I went to the craft store, which I hadn't been to last October of 2006. Then I went to the grocery store, thinking I should probably pick up some groceries - but have you ever gone to the store not knowing what to get so you come home with a bunch of nothing? That was my experience. Oh and then I had to go to the post office to mail a few CD orders, and didn't know where that was. But I could have sworn I saw a small independently owned mail-it center on the way into town, so I thought I would just stop there on the way back home. But then someone called me, I got totally distracted, even missed my turn to go home and ended way out in another town on the OTHER side the opposite direction of where I was supposed to be going.

Man I was a total mess~!

Will came home that evening and said "You're acting like someone who just quit their fulltime job and you have no idea what to do now." LOL

I've been so excited to be at home now and to have the time to work on my music projects, and to finally be a better housewife. Okay I am not old-fashioned at all and neither is Will, but I think there is something special about coming home to dinner cooking in the oven and a clean welcoming house. So as part of my newfound way of life, it is one of my goals to be able to do that for Will. Today is Thursday and so far I'm 3 for 4. That is pretty far, right? Hehe.

My problem now though is that my piano desperately needs tuning. Like BAD! I can't even stand to play any of the notes on the lower register because any sort of octives make it sound like a honky-tonk bar piano. (pianos go out of tune when you move them). But I have to wait 3 weeks before having it tuned, as the piano continues to adjust to its new environment and the strings settle.

So, so far, my fulltime musican plan has kind of not started yet. LOL AND so instead I would think "Yay! I have plenty of time to work out!" And yeah...that hasn't happened either. I actually cancelled my gym membership once we decided to move out to the sticks because I thought "Yessss! I will have plenty of roads to walk on and I won't have to worry about getting jumped by any gangsta punks!" LOL (Seriously, I was afraid of that where we moved from).

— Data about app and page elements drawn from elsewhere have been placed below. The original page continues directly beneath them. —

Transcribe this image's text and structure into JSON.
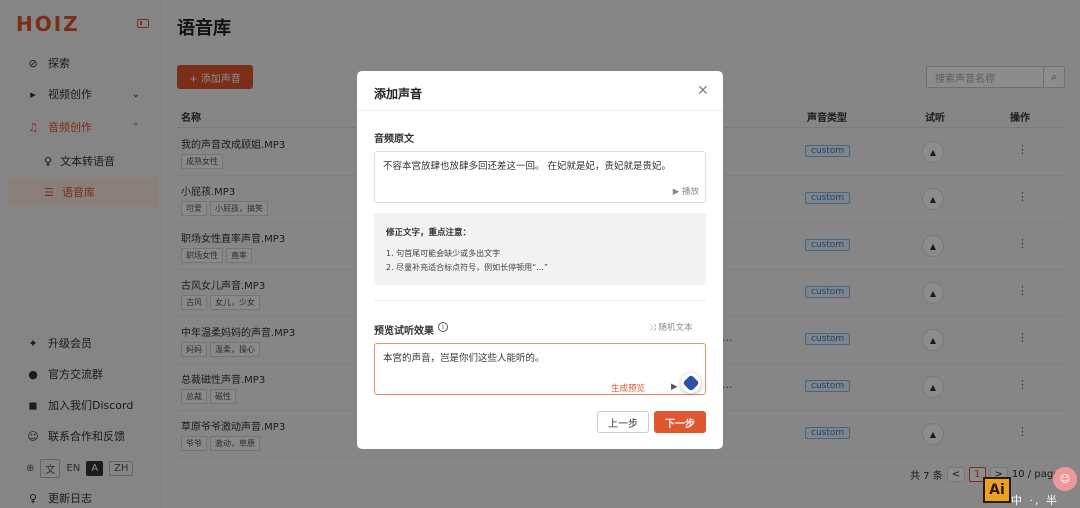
{
  "app": {
    "logo": "HOIZ"
  },
  "sidebar": {
    "items": [
      {
        "icon": "⊘",
        "label": "探索"
      },
      {
        "icon": "▸",
        "label": "视频创作",
        "chevron": "⌄"
      },
      {
        "icon": "♫",
        "label": "音频创作",
        "chevron": "⌃"
      }
    ],
    "sub_items": [
      {
        "icon": "♀",
        "label": "文本转语音"
      },
      {
        "icon": "☰",
        "label": "语音库"
      }
    ],
    "bottom_items": [
      {
        "icon": "✦",
        "label": "升级会员"
      },
      {
        "icon": "●",
        "label": "官方交流群"
      },
      {
        "icon": "◼",
        "label": "加入我们Discord"
      },
      {
        "icon": "☺",
        "label": "联系合作和反馈"
      },
      {
        "icon": "♀",
        "label": "更新日志"
      }
    ],
    "lang": {
      "globe": "⊕",
      "en": "EN",
      "zh": "ZH"
    }
  },
  "main": {
    "title": "语音库",
    "add_button": "+ 添加声音",
    "search_placeholder": "搜索声音名称",
    "search_icon": "search-icon",
    "columns": {
      "name": "名称",
      "type": "声音类型",
      "listen": "试听",
      "action": "操作"
    },
    "rows": [
      {
        "name": "我的声音改成顾姐.MP3",
        "tags": [
          "成熟女性"
        ],
        "type": "custom"
      },
      {
        "name": "小屁孩.MP3",
        "tags": [
          "可爱",
          "小屁孩，搞笑"
        ],
        "type": "custom"
      },
      {
        "name": "职场女性直率声音.MP3",
        "tags": [
          "职场女性",
          "直率"
        ],
        "type": "custom"
      },
      {
        "name": "古风女儿声音.MP3",
        "tags": [
          "古风",
          "女儿，少女"
        ],
        "type": "custom"
      },
      {
        "name": "中年温柔妈妈的声音.MP3",
        "tags": [
          "妈妈",
          "温柔，操心"
        ],
        "type": "custom"
      },
      {
        "name": "总裁磁性声音.MP3",
        "tags": [
          "总裁",
          "磁性"
        ],
        "type": "custom"
      },
      {
        "name": "草原爷爷激动声音.MP3",
        "tags": [
          "爷爷",
          "激动，草原"
        ],
        "type": "custom"
      }
    ],
    "listen_icon": "▲",
    "more_icon": "⋮",
    "ellipsis": "...",
    "pager": {
      "total": "共 7 条",
      "prev": "<",
      "page": "1",
      "next": ">",
      "size": "10 / page"
    }
  },
  "modal": {
    "title": "添加声音",
    "close": "✕",
    "original_label": "音频原文",
    "original_text": "不容本宫放肆也放肆多回还差这一回。 在妃就是妃，贵妃就是贵妃。",
    "play": "▶  播放",
    "tips_title": "修正文字，重点注意：",
    "tips": [
      "1. 句首尾可能会缺少或多出文字",
      "2. 尽量补充适合标点符号，例如长停顿用“...”"
    ],
    "preview_label": "预览试听效果",
    "info": "i",
    "random": "⤨  随机文本",
    "preview_text": "本宫的声音，岂是你们这些人能听的。",
    "generate": "生成预览",
    "gen_play": "▶",
    "prev_button": "上一步",
    "next_button": "下一步"
  },
  "widgets": {
    "ai_badge": "Ai",
    "ime": "中 ·, 半",
    "bubble": "☺"
  },
  "colors": {
    "accent": "#e0572f",
    "badge_blue": "#2b7fd6"
  }
}
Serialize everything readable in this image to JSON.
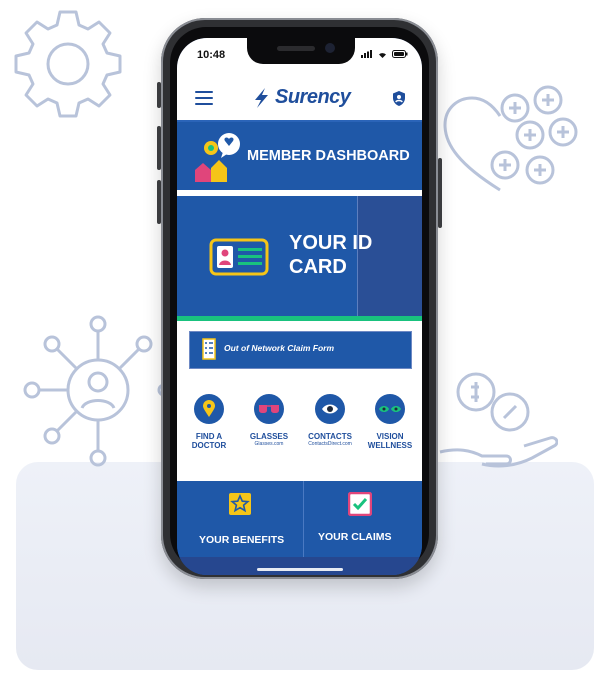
{
  "status_bar": {
    "time": "10:48"
  },
  "header": {
    "logo_text": "Surency"
  },
  "dashboard": {
    "title": "MEMBER DASHBOARD"
  },
  "id_card": {
    "label": "YOUR ID\nCARD"
  },
  "claim_form": {
    "label": "Out of Network Claim Form"
  },
  "quick_links": [
    {
      "label": "FIND A\nDOCTOR",
      "sub": ""
    },
    {
      "label": "GLASSES",
      "sub": "Glasses.com"
    },
    {
      "label": "CONTACTS",
      "sub": "ContactsDirect.com"
    },
    {
      "label": "VISION\nWELLNESS",
      "sub": ""
    }
  ],
  "bottom_tiles": [
    {
      "label": "YOUR BENEFITS"
    },
    {
      "label": "YOUR CLAIMS"
    }
  ],
  "colors": {
    "brand_blue": "#1f58a8",
    "accent_green": "#19c27e",
    "icon_yellow": "#f5c518",
    "icon_pink": "#e0457b"
  },
  "icons": [
    "gear-icon",
    "heart-plus-icon",
    "network-person-icon",
    "hand-money-icon",
    "menu-icon",
    "shield-user-icon",
    "id-card-icon",
    "checklist-icon",
    "location-pin-icon",
    "glasses-icon",
    "eye-icon",
    "eyes-icon",
    "star-badge-icon",
    "checkbox-icon"
  ]
}
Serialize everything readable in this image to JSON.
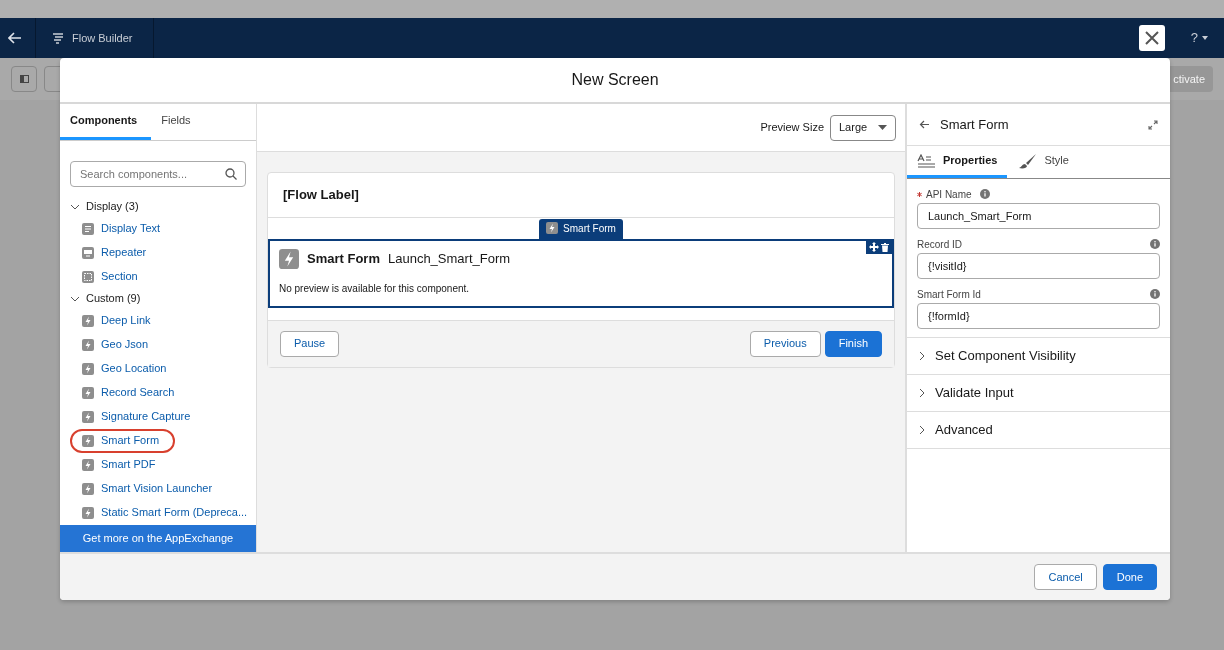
{
  "app_bar": {
    "title": "Flow Builder",
    "help": "?"
  },
  "toolbar": {
    "activate_label": "ctivate"
  },
  "modal": {
    "title": "New Screen",
    "left_tabs": [
      {
        "label": "Components",
        "selected": true
      },
      {
        "label": "Fields",
        "selected": false
      }
    ],
    "search": {
      "placeholder": "Search components..."
    },
    "groups": [
      {
        "label": "Display (3)",
        "expanded": true,
        "children": [
          {
            "label": "Display Text",
            "kind": "text",
            "highlighted": false
          },
          {
            "label": "Repeater",
            "kind": "repeater",
            "highlighted": false
          },
          {
            "label": "Section",
            "kind": "section",
            "highlighted": false
          }
        ]
      },
      {
        "label": "Custom (9)",
        "expanded": true,
        "children": [
          {
            "label": "Deep Link",
            "kind": "custom",
            "highlighted": false
          },
          {
            "label": "Geo Json",
            "kind": "custom",
            "highlighted": false
          },
          {
            "label": "Geo Location",
            "kind": "custom",
            "highlighted": false
          },
          {
            "label": "Record Search",
            "kind": "custom",
            "highlighted": false
          },
          {
            "label": "Signature Capture",
            "kind": "custom",
            "highlighted": false
          },
          {
            "label": "Smart Form",
            "kind": "custom",
            "highlighted": true
          },
          {
            "label": "Smart PDF",
            "kind": "custom",
            "highlighted": false
          },
          {
            "label": "Smart Vision Launcher",
            "kind": "custom",
            "highlighted": false
          },
          {
            "label": "Static Smart Form (Depreca...",
            "kind": "custom",
            "highlighted": false
          }
        ]
      }
    ],
    "appexchange_link": "Get more on the AppExchange",
    "preview_size": {
      "label": "Preview Size",
      "value": "Large"
    },
    "canvas": {
      "flow_label": "[Flow Label]",
      "component_tag": "Smart Form",
      "component": {
        "type": "Smart Form",
        "api_name": "Launch_Smart_Form",
        "message": "No preview is available for this component.",
        "selected": true
      },
      "buttons": [
        {
          "label": "Pause",
          "kind": "neutral"
        },
        {
          "label": "Previous",
          "kind": "neutral"
        },
        {
          "label": "Finish",
          "kind": "brand"
        }
      ]
    },
    "properties": {
      "title": "Smart Form",
      "tabs": [
        {
          "label": "Properties",
          "selected": true
        },
        {
          "label": "Style",
          "selected": false
        }
      ],
      "fields": [
        {
          "label": "API Name",
          "required": true,
          "value": "Launch_Smart_Form"
        },
        {
          "label": "Record ID",
          "required": false,
          "value": "{!visitId}"
        },
        {
          "label": "Smart Form Id",
          "required": false,
          "value": "{!formId}"
        }
      ],
      "sections": [
        {
          "label": "Set Component Visibility",
          "expanded": false
        },
        {
          "label": "Validate Input",
          "expanded": false
        },
        {
          "label": "Advanced",
          "expanded": false
        }
      ]
    },
    "footer_buttons": [
      {
        "label": "Cancel",
        "kind": "neutral"
      },
      {
        "label": "Done",
        "kind": "brand"
      }
    ]
  }
}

But as of today, it's now our 5th day that we've lived at our new place. Monday I attempted to use our staircase and climb stairs for 30 minutes. That lasted about 5 minutes and it started to rain. And it's been raining every single day since. Today I got so excited because the sun started to peek out, but as I opened the front door - I realized it was one of those NW tricks: the sun is shining and it's raining at the SAME TIME. So my walking shoes are still sitting next to the front door, waiting for their debut on outdoor pavement. lol.

So in a nutshell: It's been kind of weird not working, but in a good way. We love our new home, but it's still a mess. We will invite you local friends over when it's finally organized and I'll make a big pot of simmering wassail (thanks to Dalynn for making me crave it now, after she asked for the recipe). Living out in the country is fun, but it's a good idea to make sure and fill up your gas tank BEFORE it gets to E.

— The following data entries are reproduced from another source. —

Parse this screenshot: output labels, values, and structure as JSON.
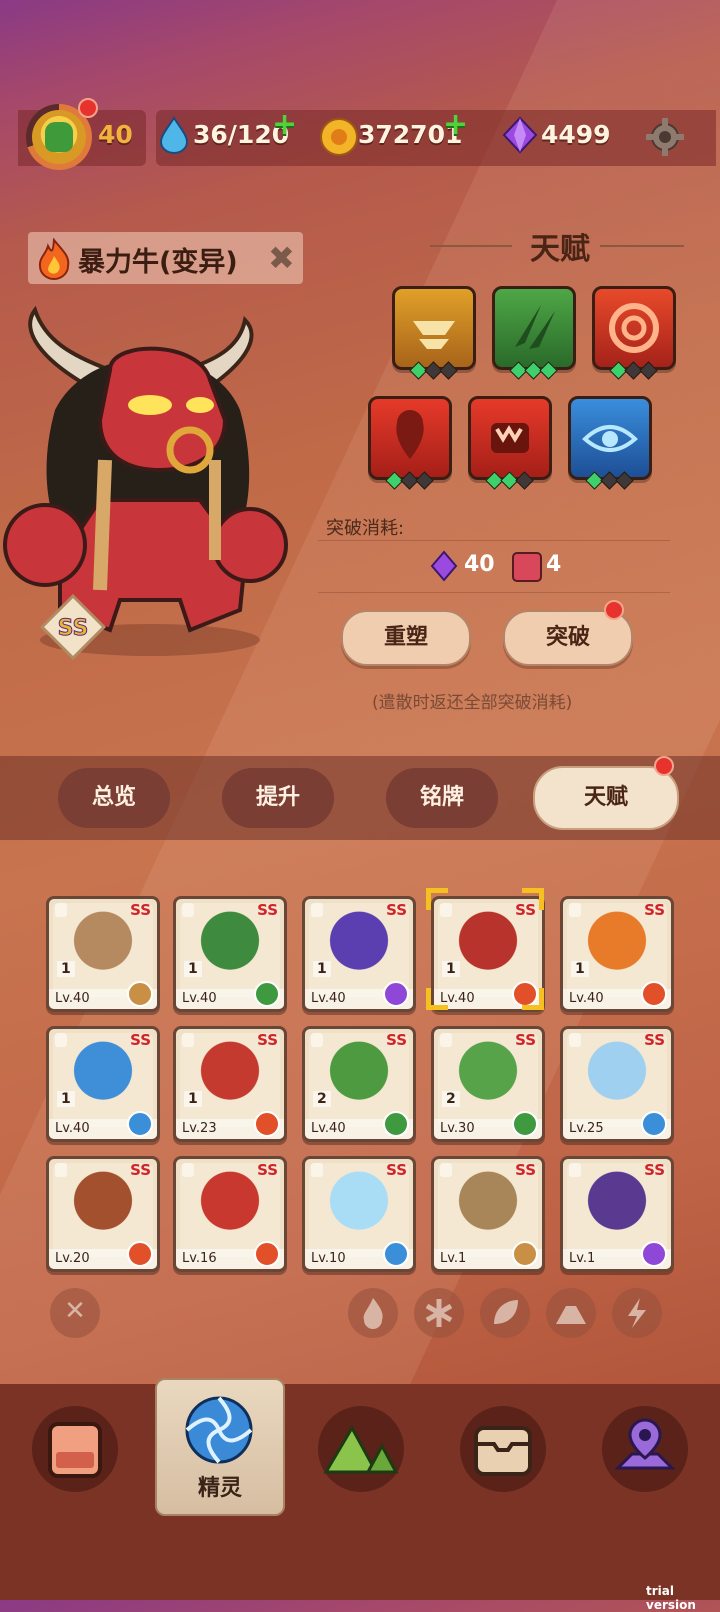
{
  "topbar": {
    "level": "40",
    "stamina": "36/120",
    "gold": "372701",
    "gems": "4499"
  },
  "monster": {
    "name": "暴力牛(变异)",
    "rarity": "SS"
  },
  "talent_panel": {
    "title": "天赋",
    "cost_label": "突破消耗:",
    "cost_gems": "40",
    "cost_items": "4",
    "reshape_label": "重塑",
    "breakthrough_label": "突破",
    "note": "(遣散时返还全部突破消耗)"
  },
  "tabs": [
    "总览",
    "提升",
    "铭牌",
    "天赋"
  ],
  "cards": [
    {
      "rarity": "SS",
      "count": "1",
      "level": "Lv.40",
      "element": "earth",
      "color": "#b58a60"
    },
    {
      "rarity": "SS",
      "count": "1",
      "level": "Lv.40",
      "element": "grass",
      "color": "#3e8a3e"
    },
    {
      "rarity": "SS",
      "count": "1",
      "level": "Lv.40",
      "element": "thunder",
      "color": "#5b3fb0"
    },
    {
      "rarity": "SS",
      "count": "1",
      "level": "Lv.40",
      "element": "fire",
      "color": "#b8332c"
    },
    {
      "rarity": "SS",
      "count": "1",
      "level": "Lv.40",
      "element": "fire",
      "color": "#e87b2a"
    },
    {
      "rarity": "SS",
      "count": "1",
      "level": "Lv.40",
      "element": "ice",
      "color": "#3f8ed8"
    },
    {
      "rarity": "SS",
      "count": "1",
      "level": "Lv.23",
      "element": "fire",
      "color": "#c53a2f"
    },
    {
      "rarity": "SS",
      "count": "2",
      "level": "Lv.40",
      "element": "grass",
      "color": "#4e9a40"
    },
    {
      "rarity": "SS",
      "count": "2",
      "level": "Lv.30",
      "element": "grass",
      "color": "#56a34a"
    },
    {
      "rarity": "SS",
      "count": "",
      "level": "Lv.25",
      "element": "ice",
      "color": "#9fd0ef"
    },
    {
      "rarity": "SS",
      "count": "",
      "level": "Lv.20",
      "element": "fire",
      "color": "#a3502f"
    },
    {
      "rarity": "SS",
      "count": "",
      "level": "Lv.16",
      "element": "fire",
      "color": "#c8382e"
    },
    {
      "rarity": "SS",
      "count": "",
      "level": "Lv.10",
      "element": "ice",
      "color": "#a8ddf5"
    },
    {
      "rarity": "SS",
      "count": "",
      "level": "Lv.1",
      "element": "earth",
      "color": "#a8865a"
    },
    {
      "rarity": "SS",
      "count": "",
      "level": "Lv.1",
      "element": "thunder",
      "color": "#5a3a90"
    }
  ],
  "bottom_nav": {
    "active_label": "精灵"
  },
  "watermark": "trial version",
  "colors": {
    "fire": "#e2502a",
    "grass": "#3f9a3f",
    "ice": "#3a8fd8",
    "earth": "#c98f45",
    "thunder": "#8f47d8"
  }
}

I am SOOO rambling!

Will says hi, by the way.

Wednesday, October 3, 2007

We'll be nonexistent for another few days

Hey Everyone,

We just wanted to let you know that our move was successful last weekend - but we still don't have our computer set up or internet access at our new place. (I'm at the library right now). So thanks for your patience with us - sorry to anyone who has emailed and I haven't responded - I only have a limited time on these library computers, and I'm only checking once a day. Next week I'll blog and fill you all in on how our move was, how life is, etc.

Will is running an ultra-marathon this weekend, which is 30 miles. Wish him luck! He's been babying a calf injury for the last month, and it's finally healed anough where he can run this race. I think he is crazy for running 30 miles, but he loves these races. =)